The chilling sight gave Shindara an idea. So long as these minor scratches didn’t kill him, there was no harm in turning it against Hanzo. Besides, it wouldn’t take much effort to trick the slave master into believing he held the advantage.

Shindara offered a sloppy defense, one so meager that he could practically feel Mikoto quaking from where she stood. With every successful strike, another plume of darkness unfurled into the air. Shindara pretended to falter mid-strike, and Hanzo pounced.

Growling in anticipation, the bandit thrust ahead. There was no impact this time. Shindara was gone. Suddenly, Hanzo couldn’t see past the dark fog lingering in the air.

However, he heard the crunch of the gravel behind him. Breaking out in a sweat, Hanzo worked his fingers fast to pluck a dagger from the sash around his waist. With a piercing cry, he whipped around and plunged the blade into the side of Shindara’s neck.

The scribe choked and keeled over as dizziness rushed to his head. Despite the ringing sound in his ears, he heard Mikoto cry out. He felt the life drain out of him in an instant.

Just as quickly as the feeling swept over Shindara, it vanished. Shaking himself free of the nausea, he staggered upright and seized the bandit’s arm. Hanzo howled with terror.

“You’re a demon!”

Shindara’s vision blurred. Black ichor leaked from the corners of his eyes and a smile rippled across his face.

“Better to be a demon than a rapist,” his voice slithered.

Shindara twisted the man’s arm until bones snapped in protest. Before Hanzo could squirm free, the air was blasted out of his chest with a kick. Shindara bore down on him.

“You take. You ruin. You destroy.”

He slammed his fist into the slaver’s nose, turning his vision into a white haze. There was no way Hanzo could defend himself. He flailed with his sword, but Shindara didn’t give any thought to mercy. Mercy was an utter waste of time.
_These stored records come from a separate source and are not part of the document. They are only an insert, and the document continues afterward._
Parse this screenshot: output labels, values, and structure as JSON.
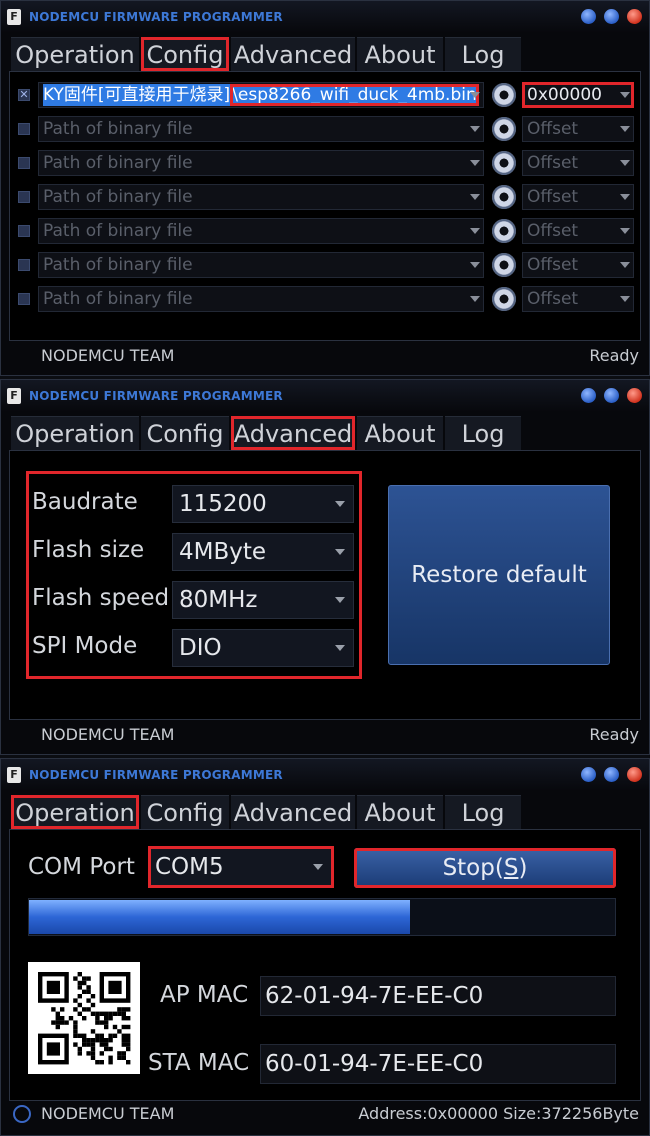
{
  "app": {
    "title": "NODEMCU FIRMWARE PROGRAMMER",
    "team": "NODEMCU TEAM",
    "tabs": [
      "Operation",
      "Config",
      "Advanced",
      "About",
      "Log"
    ]
  },
  "config_window": {
    "highlighted_tab": "Config",
    "status": "Ready",
    "rows": [
      {
        "checked": true,
        "path_part1": "KY固件[可直接用于烧录]",
        "path_part2": "\\esp8266_wifi_duck_4mb.bin",
        "offset": "0x00000"
      },
      {
        "checked": false,
        "path_placeholder": "Path of binary file",
        "offset_placeholder": "Offset"
      },
      {
        "checked": false,
        "path_placeholder": "Path of binary file",
        "offset_placeholder": "Offset"
      },
      {
        "checked": false,
        "path_placeholder": "Path of binary file",
        "offset_placeholder": "Offset"
      },
      {
        "checked": false,
        "path_placeholder": "Path of binary file",
        "offset_placeholder": "Offset"
      },
      {
        "checked": false,
        "path_placeholder": "Path of binary file",
        "offset_placeholder": "Offset"
      },
      {
        "checked": false,
        "path_placeholder": "Path of binary file",
        "offset_placeholder": "Offset"
      }
    ]
  },
  "advanced_window": {
    "highlighted_tab": "Advanced",
    "status": "Ready",
    "settings": [
      {
        "label": "Baudrate",
        "value": "115200"
      },
      {
        "label": "Flash size",
        "value": "4MByte"
      },
      {
        "label": "Flash speed",
        "value": "80MHz"
      },
      {
        "label": "SPI Mode",
        "value": "DIO"
      }
    ],
    "restore_button": "Restore default"
  },
  "operation_window": {
    "highlighted_tab": "Operation",
    "com_port_label": "COM Port",
    "com_port_value": "COM5",
    "stop_button_prefix": "Stop(",
    "stop_button_key": "S",
    "stop_button_suffix": ")",
    "progress_fraction": 0.65,
    "ap_mac_label": "AP MAC",
    "ap_mac": "62-01-94-7E-EE-C0",
    "sta_mac_label": "STA MAC",
    "sta_mac": "60-01-94-7E-EE-C0",
    "address": "Address:0x00000",
    "size": "Size:372256Byte"
  },
  "colors": {
    "highlight_red": "#e1262b",
    "accent_blue": "#2f7be4",
    "title_blue": "#3d78d6"
  }
}
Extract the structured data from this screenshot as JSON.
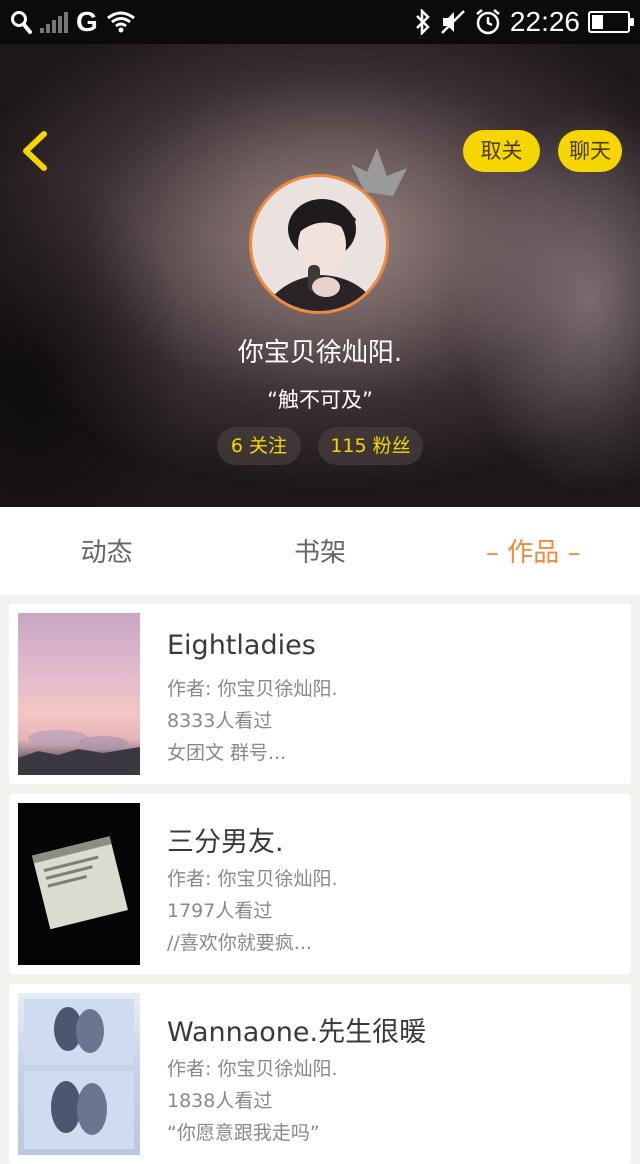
{
  "status_bar": {
    "network": "G",
    "time": "22:26"
  },
  "header": {
    "unfollow_label": "取关",
    "chat_label": "聊天",
    "nickname": "你宝贝徐灿阳.",
    "motto": "“触不可及”",
    "follow_count": "6 关注",
    "fans_count": "115 粉丝"
  },
  "tabs": [
    {
      "label": "动态"
    },
    {
      "label": "书架"
    },
    {
      "label": "– 作品 –",
      "active": true
    }
  ],
  "works": [
    {
      "title": "Eightladies",
      "author": "作者: 你宝贝徐灿阳.",
      "views": "8333人看过",
      "summary": "女团文 群号..."
    },
    {
      "title": "三分男友.",
      "author": "作者: 你宝贝徐灿阳.",
      "views": "1797人看过",
      "summary": "//喜欢你就要疯..."
    },
    {
      "title": "Wannaone.先生很暖",
      "author": "作者: 你宝贝徐灿阳.",
      "views": "1838人看过",
      "summary": "“你愿意跟我走吗”"
    }
  ],
  "colors": {
    "accent": "#f08a3c",
    "button": "#f7d600",
    "stat_text": "#f7d600"
  }
}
Shindara thought of the mutilated girl he encountered inside the inn, and he wasn’t sure whether he felt more like screaming or throwing up. There was only one way to remedy a situation like this.

“Men like you don’t deserve to breathe.”

In one swift motion, Shindara seized a handful of the bandit’s hair. His arm was taut like iron as he dragged him across the gravel plaza. Without a flicker of humanity on his face, he thrust the rapist’s head into the scum-infested pond.

Running halfway across the courtyard, Mikoto slowed to a stop. She watched as one of the gentlest men she’d ever known gladly drowned another human. She was stunned by the uncontrollable rage he was capable of. Her stomach lurched when she saw the frenzied expression on her friend’s face. On the Abhorrent’s face.